This isn’t a math formula, this is a quick note on vitamin K, a micronutrient that most people haven’t ever heard of. K vitamins are critical cofactors for a variety of proteins in the body, including factors involved in blood clotting, calcium transport, insulin regulation, fat deposition, cell proliferation, and DNA transcription. Vitamin K comes in many different forms, traditionally divided into two groups. Vitamin K1, aka phylloquinone, is the most common form of vitamin K. It’s found in plants, notably leafy greens like kale, spinach, turnip greens, collards, Swiss chard, mustard greens, parsley, romaine, and green leaf lettuce. Vitamin K2, aka menaquinone, is mainly found in fermented foods like natto, miso, and sauerkraut. Because K2 is found in so few foods, it’s most commonly found in supplement form. K2 is D3’s BFF. They work synergistically, so current prevailing wisdom says you should take them together. While vitamin D3 improves your calcium absorption, vitamin K2 allocates where that calcium can be used. It’s responsible for depositing the calcium at the right places in the body, like in the bones and teeth. It also prevents calcification, the accumulation of calcium in places where it is not required, like in the arteries and other soft tissues of the body. You definitely don’t want it there. Also, vitamin D needs calcium for metabolism, and when you aren’t getting enough calcium from your diet or from supplementation, vitamin D may pull the calcium it needs from your bones. That’s clearly not the best thing. Taking vitamin D stimulates the body to produce more of the vitamin K2-dependent proteins that transport calcium. These proteins have many health benefits, but can’t be activated if insufficient vitamin K2 is available, so anyone who’s taking vitamin D needs more vitamin K2. Deficiencies in both are extremely common, and more and more people are taking both D3 and K2 together as a daily dietary supplement. This raises the question of how they’re best combined. The current dietary guidelines don’t distinguish between vitamin K1 and K2. There are many D3-K2 combination supplements widely available. If for some reason you choose to take K2 but not D3, 45mcg of vitamin K2 a day is generally enough for healthy people under the age of 50, but again, this recommendation only applies if there is no additional vitamin D3 intake from dietary supplements. If you do take a D3 supplement, the recommended dosage is increased to 100mcg – 200mcg vitamin K2 per day. The higher dosage of 200mcg is recommended for people who have a history of cardiovascular disease or osteoporosis in their families. I recommend the combination product to my patients, as long as it’s not contraindicated. Please note: vitamin K helps your blood clot, so if you are taking anticoagulant medication like coumadin to prevent blood clots, please consult your doctor before taking it. Generally speaking, if you do take an anticoagulant, 45 mcg vitamin K2 per day is a safe dose, but talk to the physician who prescribes the anticoagulant first.
So that’s the deal on vitamin D. The moral of the story is that the vitamin that’s not a vitamin is very busy in the body… it’s not just about the bones anymore.

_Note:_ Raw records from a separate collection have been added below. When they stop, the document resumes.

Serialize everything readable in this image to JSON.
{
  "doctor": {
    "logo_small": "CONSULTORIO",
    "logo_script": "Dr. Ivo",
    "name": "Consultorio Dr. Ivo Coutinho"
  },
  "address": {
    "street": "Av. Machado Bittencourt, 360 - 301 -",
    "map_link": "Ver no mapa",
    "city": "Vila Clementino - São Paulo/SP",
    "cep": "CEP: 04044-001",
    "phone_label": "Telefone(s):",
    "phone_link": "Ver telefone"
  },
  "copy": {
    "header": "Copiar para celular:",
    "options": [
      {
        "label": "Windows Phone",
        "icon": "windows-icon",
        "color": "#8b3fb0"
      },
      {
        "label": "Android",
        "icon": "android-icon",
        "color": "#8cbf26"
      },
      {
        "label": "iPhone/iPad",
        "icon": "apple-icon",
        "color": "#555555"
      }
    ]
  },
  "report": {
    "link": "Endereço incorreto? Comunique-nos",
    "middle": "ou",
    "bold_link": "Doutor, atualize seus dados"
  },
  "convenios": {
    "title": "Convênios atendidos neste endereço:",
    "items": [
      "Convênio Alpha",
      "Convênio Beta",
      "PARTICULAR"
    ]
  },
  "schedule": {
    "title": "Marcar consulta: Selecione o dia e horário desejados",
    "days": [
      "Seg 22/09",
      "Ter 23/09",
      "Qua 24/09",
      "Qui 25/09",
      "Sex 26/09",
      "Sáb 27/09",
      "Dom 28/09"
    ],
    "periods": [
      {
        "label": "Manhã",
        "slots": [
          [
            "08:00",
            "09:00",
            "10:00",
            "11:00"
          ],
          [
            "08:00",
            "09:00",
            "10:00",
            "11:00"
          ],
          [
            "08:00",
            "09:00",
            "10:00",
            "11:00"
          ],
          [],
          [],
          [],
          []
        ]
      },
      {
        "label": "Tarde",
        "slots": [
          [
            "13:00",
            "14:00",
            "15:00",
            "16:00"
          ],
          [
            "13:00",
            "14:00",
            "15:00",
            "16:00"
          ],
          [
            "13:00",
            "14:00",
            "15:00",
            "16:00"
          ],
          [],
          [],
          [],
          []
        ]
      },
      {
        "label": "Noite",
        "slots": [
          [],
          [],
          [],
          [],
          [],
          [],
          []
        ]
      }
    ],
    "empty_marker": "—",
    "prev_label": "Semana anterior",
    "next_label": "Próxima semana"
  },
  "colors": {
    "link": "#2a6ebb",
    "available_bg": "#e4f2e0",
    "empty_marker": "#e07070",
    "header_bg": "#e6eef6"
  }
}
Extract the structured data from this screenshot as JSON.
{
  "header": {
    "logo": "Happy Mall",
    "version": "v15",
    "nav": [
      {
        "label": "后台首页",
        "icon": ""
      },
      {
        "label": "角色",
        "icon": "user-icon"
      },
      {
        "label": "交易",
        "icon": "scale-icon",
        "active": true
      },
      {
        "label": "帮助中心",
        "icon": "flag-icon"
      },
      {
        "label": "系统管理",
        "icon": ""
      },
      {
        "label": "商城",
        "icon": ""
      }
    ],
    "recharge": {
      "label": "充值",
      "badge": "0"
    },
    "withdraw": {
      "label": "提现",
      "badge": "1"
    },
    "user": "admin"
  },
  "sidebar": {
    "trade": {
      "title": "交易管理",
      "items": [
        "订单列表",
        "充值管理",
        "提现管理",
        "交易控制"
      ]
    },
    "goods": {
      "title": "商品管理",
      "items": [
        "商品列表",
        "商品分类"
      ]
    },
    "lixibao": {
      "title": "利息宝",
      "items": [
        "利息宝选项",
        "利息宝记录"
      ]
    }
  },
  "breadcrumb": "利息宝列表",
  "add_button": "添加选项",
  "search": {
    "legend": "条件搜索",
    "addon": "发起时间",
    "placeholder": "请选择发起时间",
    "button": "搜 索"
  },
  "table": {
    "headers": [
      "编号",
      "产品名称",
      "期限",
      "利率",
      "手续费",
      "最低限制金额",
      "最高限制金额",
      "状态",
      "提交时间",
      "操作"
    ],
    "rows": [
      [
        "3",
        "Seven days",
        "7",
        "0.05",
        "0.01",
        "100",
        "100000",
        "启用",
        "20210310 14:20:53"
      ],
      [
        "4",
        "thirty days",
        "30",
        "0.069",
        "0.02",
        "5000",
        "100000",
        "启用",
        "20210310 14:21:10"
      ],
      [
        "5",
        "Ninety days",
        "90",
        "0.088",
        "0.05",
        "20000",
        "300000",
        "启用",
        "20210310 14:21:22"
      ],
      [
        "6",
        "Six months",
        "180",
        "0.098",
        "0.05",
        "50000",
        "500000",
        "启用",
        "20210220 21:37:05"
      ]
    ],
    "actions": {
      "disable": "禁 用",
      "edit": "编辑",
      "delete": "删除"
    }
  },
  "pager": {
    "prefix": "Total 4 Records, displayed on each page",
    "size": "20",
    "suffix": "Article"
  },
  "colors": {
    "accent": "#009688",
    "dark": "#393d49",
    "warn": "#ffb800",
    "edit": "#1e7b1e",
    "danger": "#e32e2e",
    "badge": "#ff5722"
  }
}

Having adequate levels of it may mean the difference between developing a debilitating disease one day and avoiding one, so make sure you get enough. Check your levels, and consider a supplement if you need it. And don’t forget its best friend K2.
I hope you enjoyed this blog and found it to be interesting and educational. Please feel free to share it with family and friends. Be sure to check out my YouTube channel with all of my videos, and I’d appreciate it if you would like, subscribe, leave comments, and share those vids! As always, my book Tales from the Couch has more educational topics and patient stories, and is available in office and on Amazon.
Thank you and be well people!